“He was directed; he was ordered to that location by the police,” Manley said Thursday. “This was not a request.”

Manley argued the breath test was improper because a trooper obtained his consent after telling him, falsely, that he had been charged with DWI and telling him his license would be revoked if he refused. That amounted to improper coercion, he argued.

Assistant District Attorney Patricia Brosco said the breath test was proper because even if Sharpe had not yet been formally charged with DWI, he was under arrest for leaving the scene of the crash.

“Where was he for four hours?” Brosco said. “He was waiting to have that alcohol dissipate.”

Sharpe shouldn’t benefit by actively avoiding arrest, she argued. Camacho agreed.

Because Sharpe was already in custody when he was asked to take the breath test, it was “not coercive in these circumstances,” Camacho said.

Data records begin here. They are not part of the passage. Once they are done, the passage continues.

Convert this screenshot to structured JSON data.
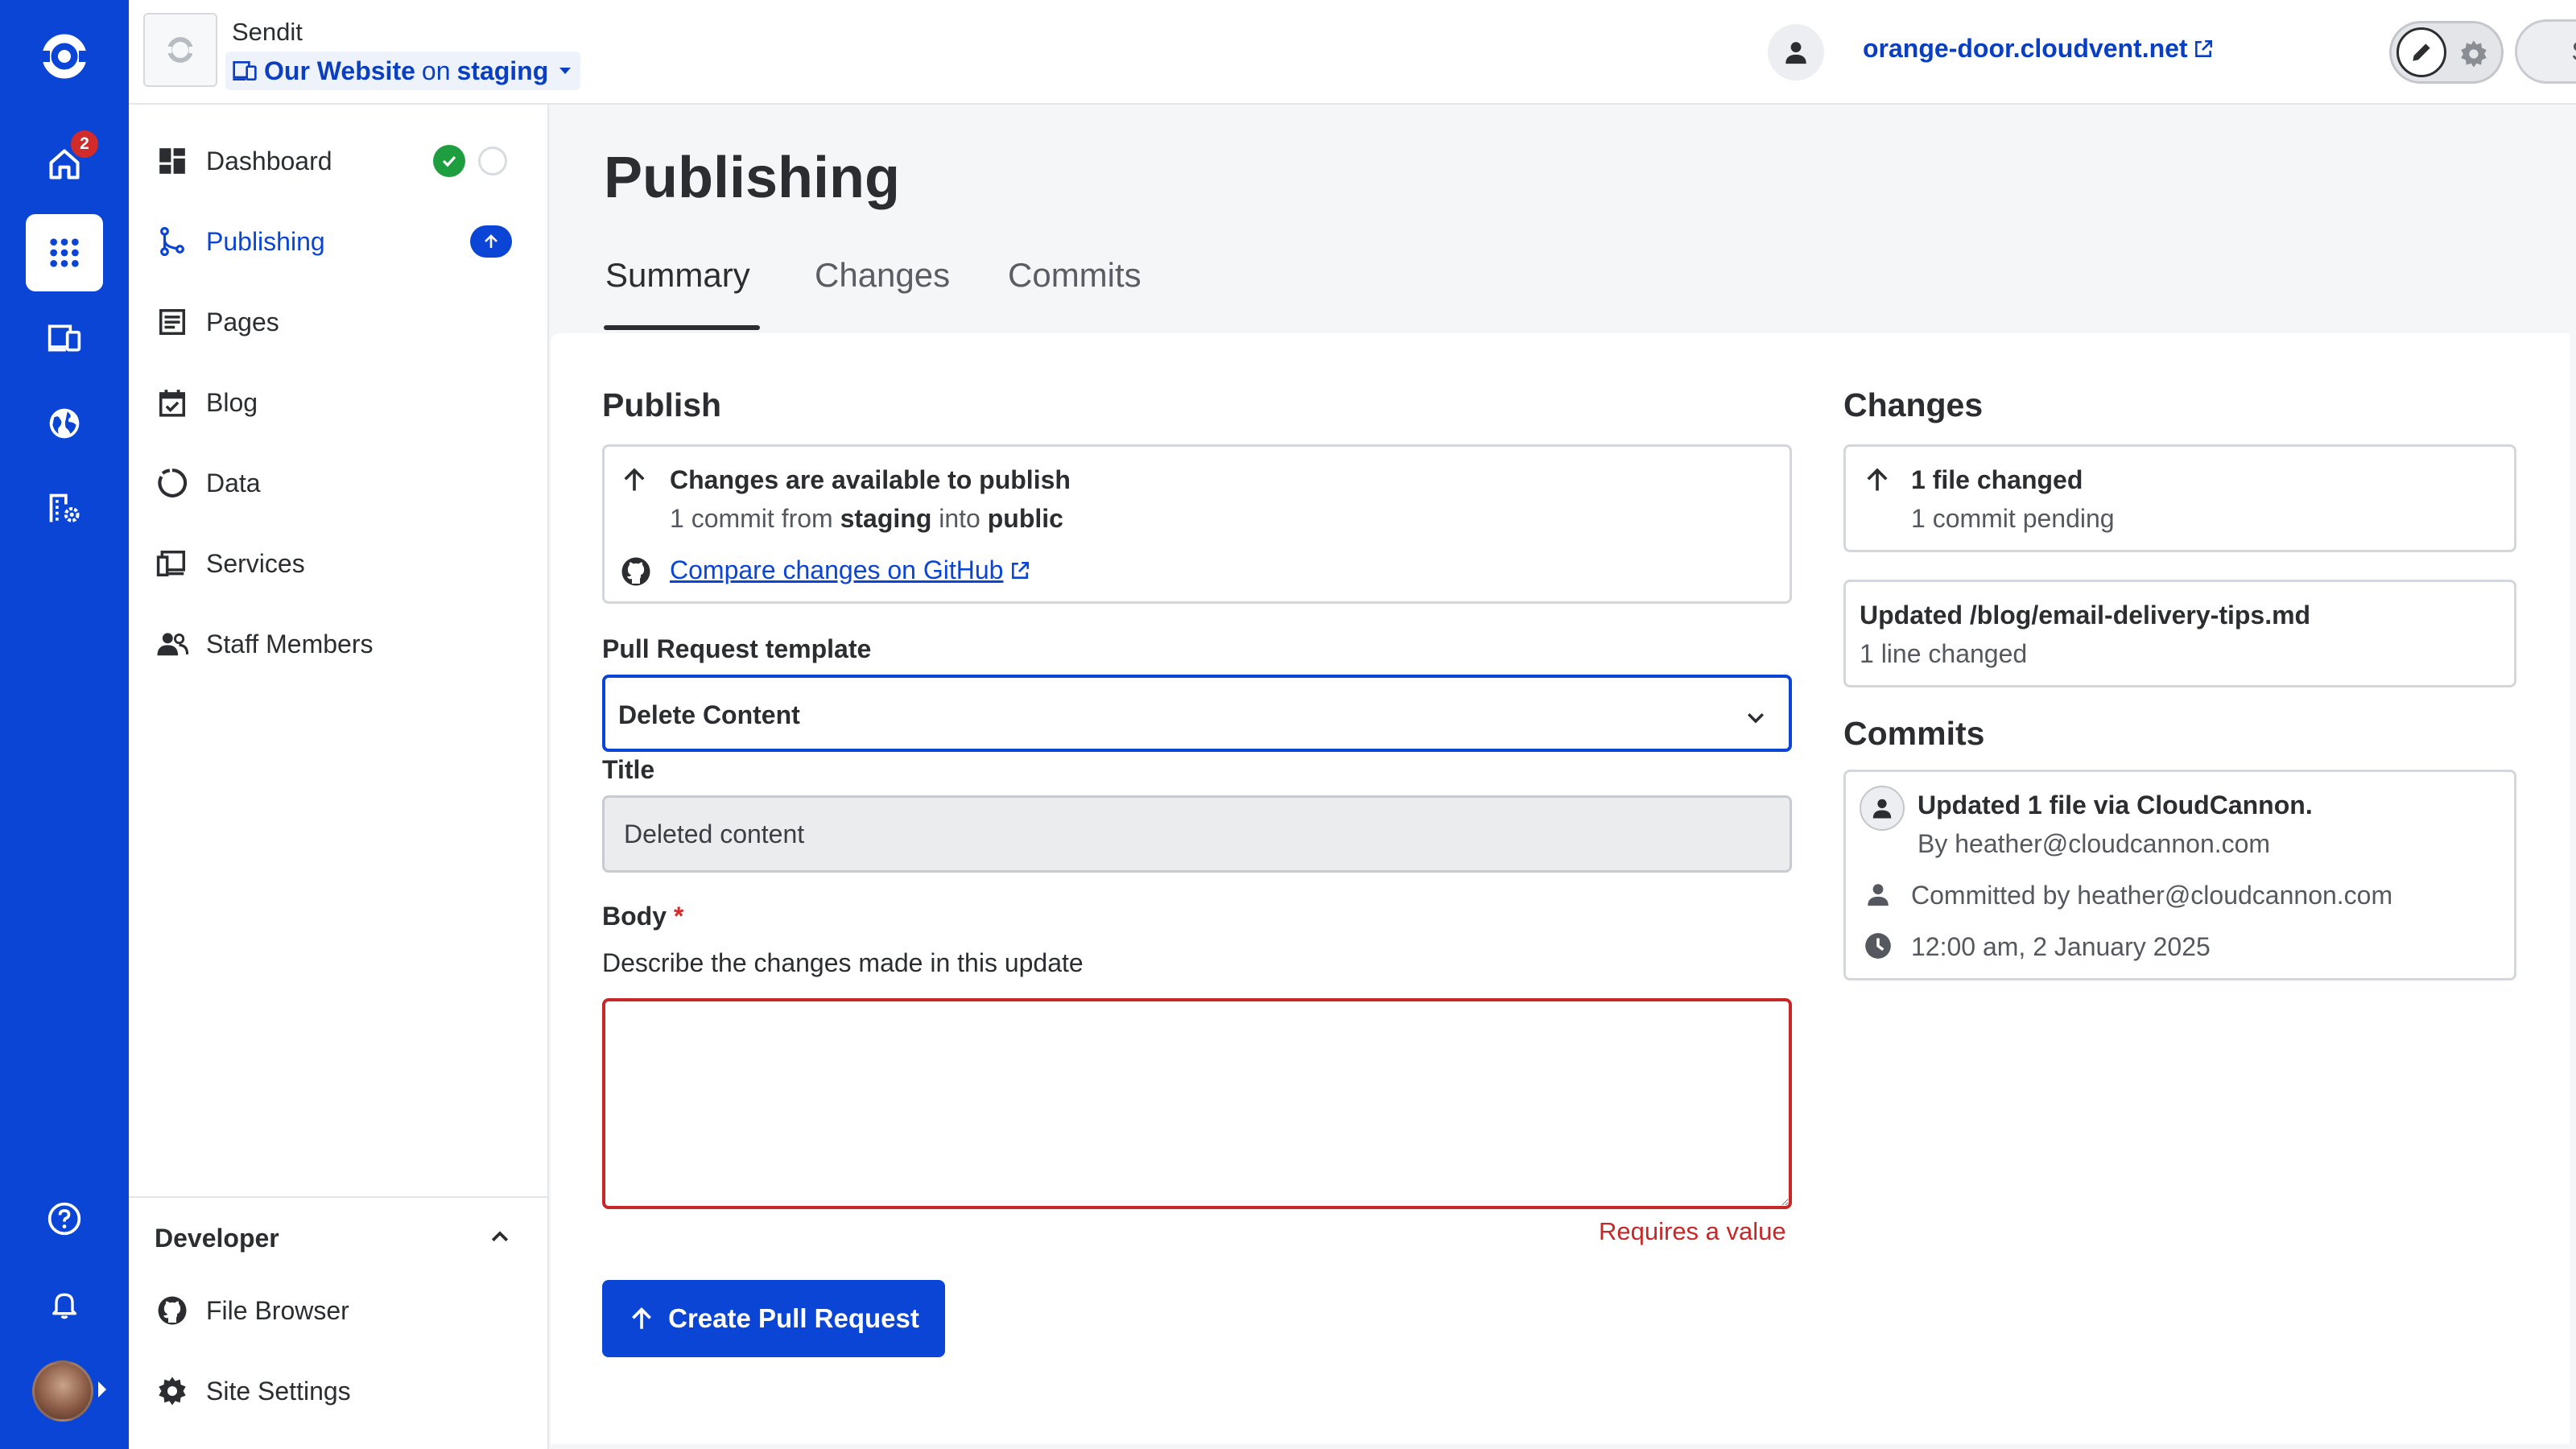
{
  "colors": {
    "brand": "#0a45d6",
    "success": "#1e9e3e",
    "error": "#c62828",
    "badge": "#d12b2b"
  },
  "rail": {
    "items": [
      {
        "name": "home",
        "icon": "home-icon",
        "badge": "2"
      },
      {
        "name": "apps",
        "icon": "apps-grid-icon",
        "active": true
      },
      {
        "name": "devices",
        "icon": "devices-icon"
      },
      {
        "name": "globe",
        "icon": "globe-icon"
      },
      {
        "name": "organization",
        "icon": "building-gear-icon"
      },
      {
        "name": "help",
        "icon": "help-icon"
      },
      {
        "name": "notifications",
        "icon": "bell-icon"
      }
    ]
  },
  "header": {
    "org_name": "Sendit",
    "site_name": "Our Website",
    "site_on": "on",
    "branch": "staging",
    "site_url": "orange-door.cloudvent.net",
    "save_label": "Save"
  },
  "sidebar": {
    "items": [
      {
        "label": "Dashboard",
        "icon": "dashboard-icon"
      },
      {
        "label": "Publishing",
        "icon": "branch-icon",
        "active": true
      },
      {
        "label": "Pages",
        "icon": "page-icon"
      },
      {
        "label": "Blog",
        "icon": "calendar-icon"
      },
      {
        "label": "Data",
        "icon": "data-icon"
      },
      {
        "label": "Services",
        "icon": "services-icon"
      },
      {
        "label": "Staff Members",
        "icon": "people-icon"
      }
    ],
    "developer": {
      "heading": "Developer",
      "items": [
        {
          "label": "File Browser",
          "icon": "github-icon"
        },
        {
          "label": "Site Settings",
          "icon": "gear-icon"
        }
      ]
    }
  },
  "main": {
    "title": "Publishing",
    "tabs": [
      {
        "label": "Summary",
        "active": true
      },
      {
        "label": "Changes"
      },
      {
        "label": "Commits"
      }
    ],
    "publish": {
      "heading": "Publish",
      "status_title": "Changes are available to publish",
      "commit_count": "1 commit from",
      "source_branch": "staging",
      "into": "into",
      "target_branch": "public",
      "compare_link": "Compare changes on GitHub"
    },
    "form": {
      "template_label": "Pull Request template",
      "template_value": "Delete Content",
      "title_label": "Title",
      "title_value": "Deleted content",
      "body_label": "Body",
      "required_star": "*",
      "body_help": "Describe the changes made in this update",
      "body_value": "",
      "error_message": "Requires a value",
      "submit_label": "Create Pull Request"
    },
    "changes": {
      "heading": "Changes",
      "files_changed": "1 file changed",
      "commits_pending": "1 commit pending",
      "file_path": "Updated /blog/email-delivery-tips.md",
      "lines_changed": "1 line changed"
    },
    "commits": {
      "heading": "Commits",
      "message": "Updated 1 file via CloudCannon.",
      "author": "By heather@cloudcannon.com",
      "committer": "Committed by heather@cloudcannon.com",
      "timestamp": "12:00 am, 2 January 2025"
    }
  }
}
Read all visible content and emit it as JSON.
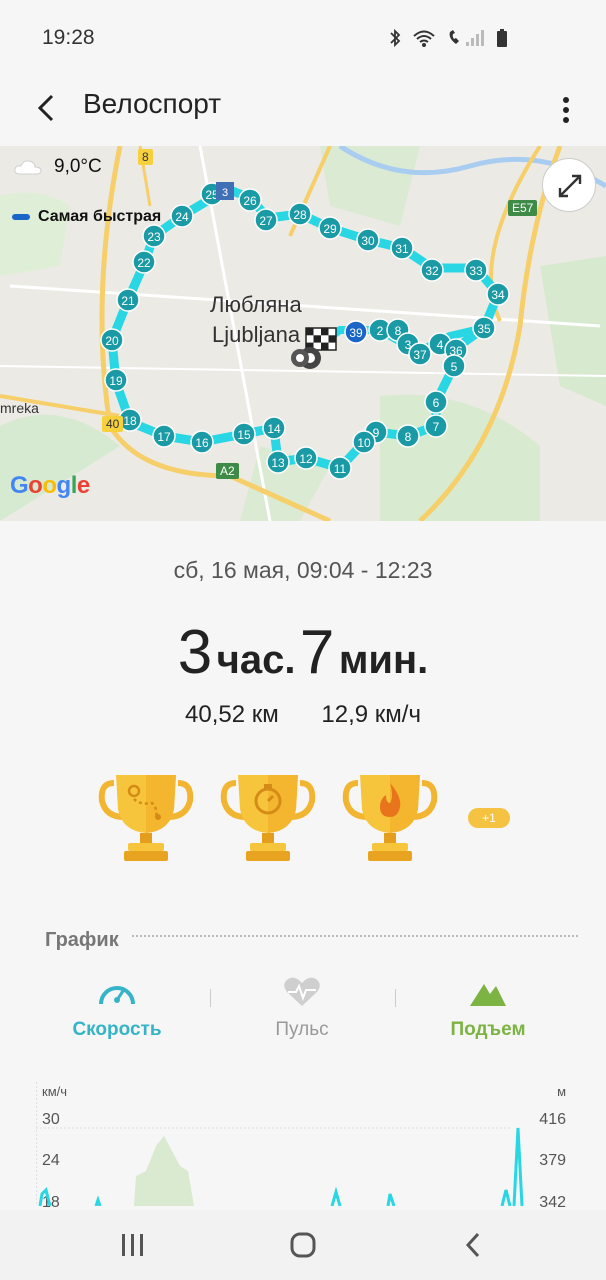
{
  "status_bar": {
    "time": "19:28"
  },
  "app_bar": {
    "title": "Велоспорт"
  },
  "map": {
    "temperature": "9,0°C",
    "legend_fastest": "Самая быстрая",
    "city_ru": "Любляна",
    "city_latin": "Ljubljana",
    "label_mreka": "mreka",
    "road_8": "8",
    "road_40": "40",
    "road_a2": "A2",
    "road_e57": "E57",
    "google": "Google",
    "waypoints": [
      "2",
      "3",
      "4",
      "5",
      "6",
      "7",
      "8",
      "9",
      "10",
      "11",
      "12",
      "13",
      "14",
      "15",
      "16",
      "17",
      "18",
      "19",
      "20",
      "21",
      "22",
      "23",
      "24",
      "25",
      "26",
      "27",
      "28",
      "29",
      "30",
      "31",
      "32",
      "33",
      "34",
      "35",
      "36",
      "37",
      "39"
    ],
    "route_color": "#29d6e3",
    "marker_color": "#1a9aa5"
  },
  "workout": {
    "date_range": "сб, 16 мая, 09:04 - 12:23",
    "hours_value": "3",
    "hours_unit": "час.",
    "minutes_value": "7",
    "minutes_unit": "мин.",
    "distance": "40,52 км",
    "avg_speed": "12,9 км/ч",
    "extra_badge": "+1"
  },
  "trophies": [
    "route-trophy-icon",
    "stopwatch-trophy-icon",
    "flame-trophy-icon"
  ],
  "graph": {
    "section_title": "График",
    "tabs": [
      {
        "label": "Скорость",
        "color": "#35b4c8"
      },
      {
        "label": "Пульс",
        "color": "#999999"
      },
      {
        "label": "Подъем",
        "color": "#7cb342"
      }
    ],
    "left_unit": "км/ч",
    "right_unit": "м",
    "left_ticks": [
      "30",
      "24",
      "18"
    ],
    "right_ticks": [
      "416",
      "379",
      "342"
    ]
  }
}
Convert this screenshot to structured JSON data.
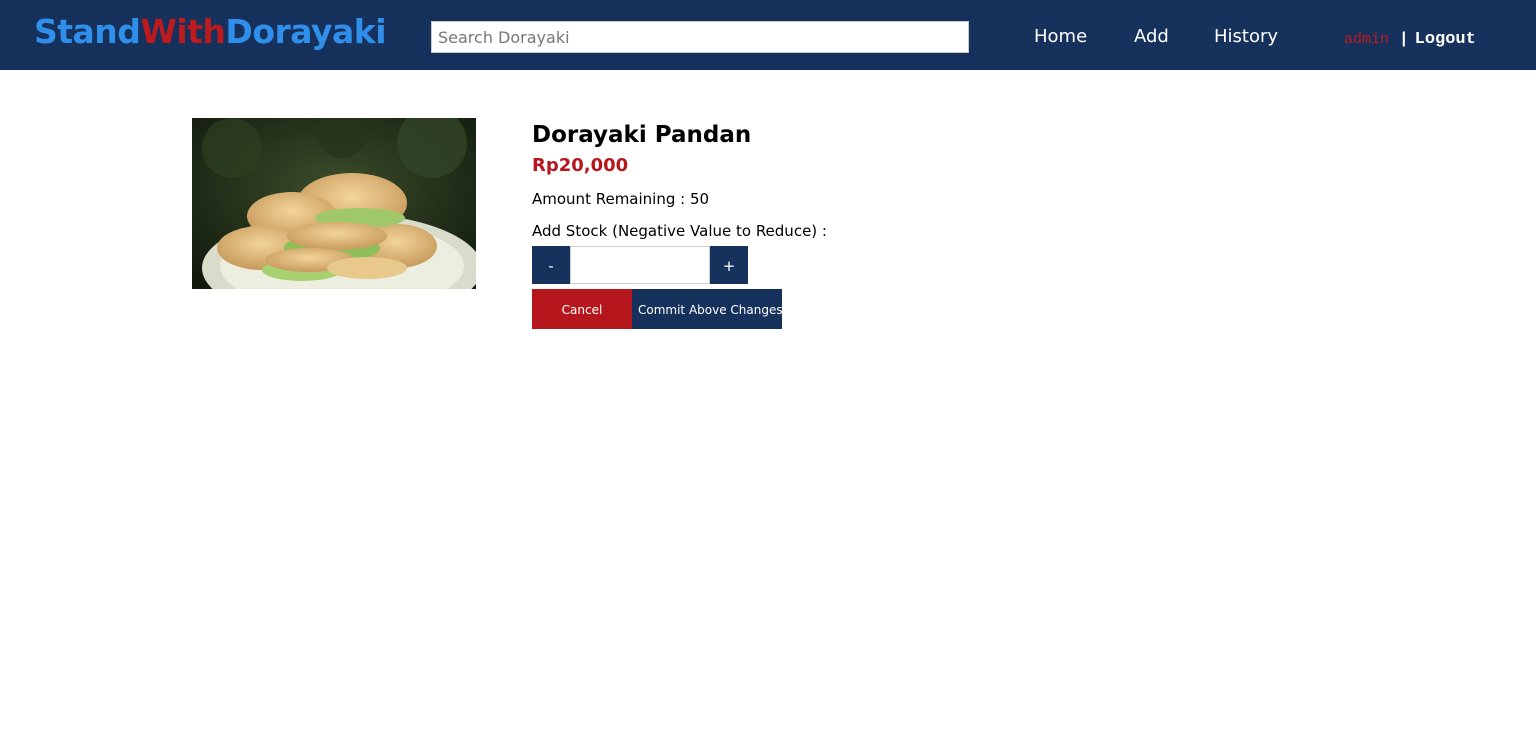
{
  "header": {
    "brand": {
      "part1": "Stand",
      "part2": "With",
      "part3": "Dorayaki"
    },
    "search": {
      "placeholder": "Search Dorayaki",
      "value": ""
    },
    "nav": {
      "home": "Home",
      "add": "Add",
      "history": "History"
    },
    "user": {
      "username": "admin",
      "separator": "|",
      "logout": "Logout"
    }
  },
  "product": {
    "image_icon": "dorayaki-photo",
    "name": "Dorayaki Pandan",
    "price": "Rp20,000",
    "amount_label": "Amount Remaining :",
    "amount_value": "50",
    "add_stock_label": "Add Stock (Negative Value to Reduce) :",
    "stepper": {
      "minus_label": "-",
      "plus_label": "+",
      "value": ""
    },
    "actions": {
      "cancel": "Cancel",
      "commit": "Commit Above Changes"
    }
  },
  "colors": {
    "navbar": "#16315c",
    "brand_blue": "#2f8fea",
    "brand_red": "#bd1a1e",
    "price_red": "#b5171d"
  }
}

He also ruled that the initial questioning of Sharpe when he arrived in Rockville Centre was not an in-custody interrogation, so Miranda rights were not yet necessary. Police testified he admitted leaving the scene and shrugged when asked why he did that.